“Fake news” is something clearly identified as false through verification. For instance, if the couple in question had themselves denied having said what was attributed to them, that would be fake news. Their claim being denied does not make reports on their contentions to be fake.
When the NDA government said in 2016 that India’s army had staged surgical strikes in Pakistan-occupied Kashmir, the Islamabad government denied the news. But that did not make it false. It just became contentious as a BBC report suggested.

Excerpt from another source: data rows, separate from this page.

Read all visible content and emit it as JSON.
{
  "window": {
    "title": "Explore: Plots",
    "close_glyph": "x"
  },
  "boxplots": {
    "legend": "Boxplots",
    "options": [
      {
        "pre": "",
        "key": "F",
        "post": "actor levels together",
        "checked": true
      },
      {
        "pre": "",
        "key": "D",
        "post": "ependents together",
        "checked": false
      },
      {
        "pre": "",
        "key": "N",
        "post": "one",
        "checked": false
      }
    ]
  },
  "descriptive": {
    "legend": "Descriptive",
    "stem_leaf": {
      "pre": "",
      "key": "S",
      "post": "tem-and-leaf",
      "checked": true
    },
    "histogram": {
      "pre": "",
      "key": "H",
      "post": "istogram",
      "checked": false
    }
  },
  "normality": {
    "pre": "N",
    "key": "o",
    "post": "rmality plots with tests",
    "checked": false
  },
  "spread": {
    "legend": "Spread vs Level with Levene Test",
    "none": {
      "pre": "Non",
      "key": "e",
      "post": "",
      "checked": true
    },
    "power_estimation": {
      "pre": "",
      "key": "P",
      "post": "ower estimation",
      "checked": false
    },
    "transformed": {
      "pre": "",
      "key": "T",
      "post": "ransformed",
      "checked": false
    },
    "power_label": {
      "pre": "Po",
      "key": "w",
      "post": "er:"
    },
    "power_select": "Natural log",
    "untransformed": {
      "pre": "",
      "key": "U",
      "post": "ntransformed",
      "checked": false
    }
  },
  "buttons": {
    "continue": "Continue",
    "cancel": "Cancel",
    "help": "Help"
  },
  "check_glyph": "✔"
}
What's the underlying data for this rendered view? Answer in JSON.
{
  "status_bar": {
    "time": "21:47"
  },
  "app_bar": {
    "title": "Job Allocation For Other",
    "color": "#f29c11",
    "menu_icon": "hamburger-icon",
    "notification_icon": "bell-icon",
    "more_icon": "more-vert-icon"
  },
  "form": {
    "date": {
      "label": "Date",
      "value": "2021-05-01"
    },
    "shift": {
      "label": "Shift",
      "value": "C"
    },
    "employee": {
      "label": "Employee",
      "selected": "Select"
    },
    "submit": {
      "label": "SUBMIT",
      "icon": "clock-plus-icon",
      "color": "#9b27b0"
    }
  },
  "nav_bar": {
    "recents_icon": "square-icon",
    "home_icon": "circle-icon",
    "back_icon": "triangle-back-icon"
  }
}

What is happening in the surcharged communal atmosphere of the country is that normal reporting of a contentious story is sometimes seen as “fake” or “biased” or “sensationalised”. The irony is that when allegations of citizens being subjected to harassment concerns a ride-sharing service like Uber, the passenger version is taken to be gospel and reactions are added later on. But the same thing becomes questionable when the government is involved. In journalism, the government version or a corporate press release need not be taken as the authoritative truth. Everything is subject to verification. Also, the ABP News report shows, the tag of an “investigation” need not be comprehensive enough to explain the said and the unsaid properly to the viewer or reader.
A simple Google News search string (Uber+complaint) throws up a load of worldwide stories focusing on consumer/passenger claims rather than denials concerning Uber.

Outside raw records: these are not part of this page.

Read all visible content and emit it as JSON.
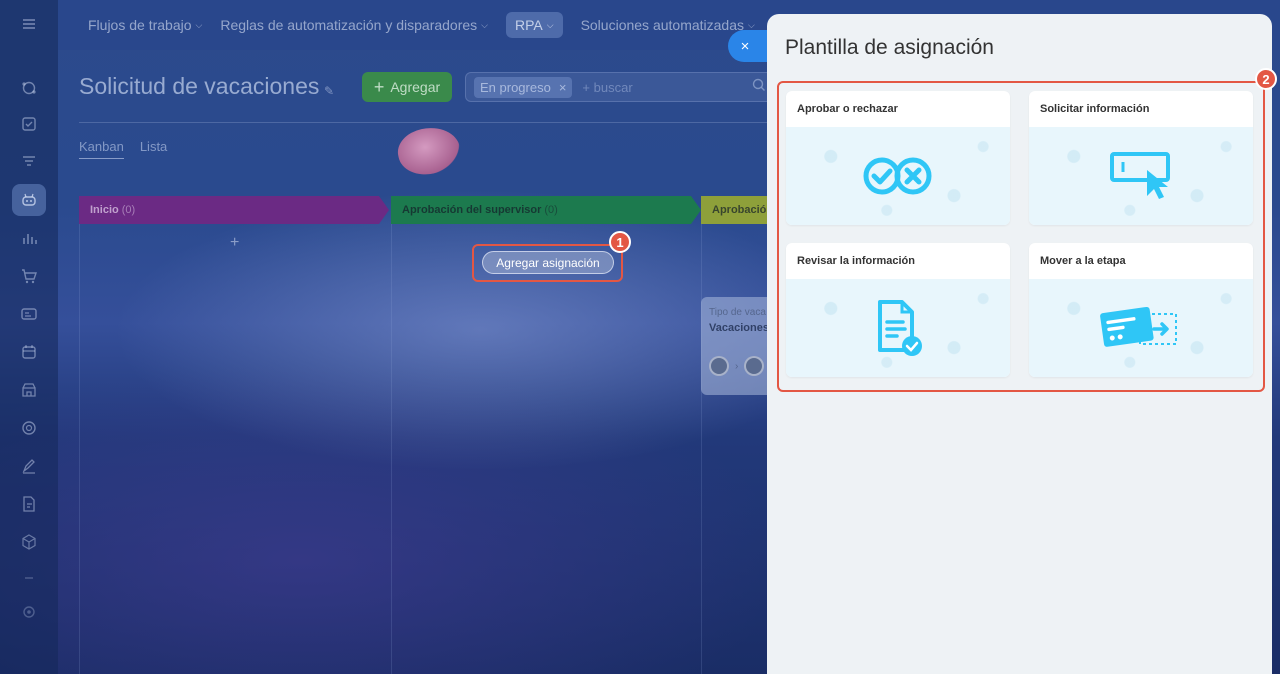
{
  "topnav": {
    "items": [
      {
        "label": "Flujos de trabajo",
        "chevron": true
      },
      {
        "label": "Reglas de automatización y disparadores",
        "chevron": true
      },
      {
        "label": "RPA",
        "chevron": true,
        "active": true
      },
      {
        "label": "Soluciones automatizadas",
        "chevron": true
      }
    ]
  },
  "header": {
    "title": "Solicitud de vacaciones",
    "add_label": "Agregar",
    "filter_chip": "En progreso",
    "filter_remove": "×",
    "search_placeholder": "+ buscar"
  },
  "views": {
    "kanban": "Kanban",
    "list": "Lista"
  },
  "kanban": {
    "stages": [
      {
        "name": "Inicio",
        "count": "(0)",
        "color": "#6b2a84"
      },
      {
        "name": "Aprobación del supervisor",
        "count": "(0)",
        "color": "#1c7a4e"
      },
      {
        "name": "Aprobació",
        "count": "",
        "color": "#8ea03a"
      }
    ],
    "add_plus": "+",
    "add_assignment": "Agregar asignación",
    "card": {
      "field_label": "Tipo de vaca",
      "field_value": "Vacaciones"
    }
  },
  "badges": {
    "one": "1",
    "two": "2"
  },
  "panel": {
    "close": "×",
    "title": "Plantilla de asignación",
    "templates": [
      {
        "name": "Aprobar o rechazar",
        "icon": "approve-reject-icon"
      },
      {
        "name": "Solicitar información",
        "icon": "request-info-icon"
      },
      {
        "name": "Revisar la información",
        "icon": "review-document-icon"
      },
      {
        "name": "Mover a la etapa",
        "icon": "move-stage-icon"
      }
    ]
  },
  "colors": {
    "accent": "#2fc6f6",
    "highlight": "#e35744",
    "close_button": "#2a85e8"
  }
}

Logically, one would wonder why a couple would go to lengths to complain on a passport issue the way they did in Lucknow. This story now has a claim and a counter claim. Journalists act on plausibility and in general, give the benefit of the doubt to the public in such cases. A denial in itself is ordinarily not taken to be prime news, though it is professional practice to add the denial into the story or play it up strongly where it is clear, as it has happened in the Lucknow case.
Strangely, Mishra, the junior passport officer in the heart of a Twitter storm, has been transferred to Gorakhpur and the passport office even expressed regret on the incident. But Mishra was allowed to talk to TV reporters.
If indeed Mishra did nothing wrong, there was no reason to have transferred him. Nor was there much room for regret (if the denials are true) except perhaps in Mishra insisting that a woman should use her married name. Is the government being wrong twice over?
Also, the despicable, bigoted way in which Sushma Swaraj was viciously subjected to trolling and abuse on Twitter showed journalists may be justified in giving the benefit of the doubt to ordinary citizens until and unless clearly proven otherwise.
Whatever the facts, it is sad to see normal reportage being seen as “fake” or “sensational”. Any incident violative of fundamental rights of citizens is bound to be given wide play by the mainstream news media. As long as the stories are properly sourced or attributed and denials are carried, the stories should be seen as ‘contentious’ — not fake.
Also, reporters in an ideal world would contextualise a story well and use their keen sense of observation, law and language to present the story in a manner that conveys a true, balanced picture to the extent possible. But this cannot ignore significant details. Sadly, we live in the age of social media in which sweeping judgements and WhatsApp comments and forwards take us away from a public scrutiny of what is right and wrong in news reportage. Reporters and presenters who are not rigorous enough end up getting both praise and criticism because their bias is matched by viewer/reader bias!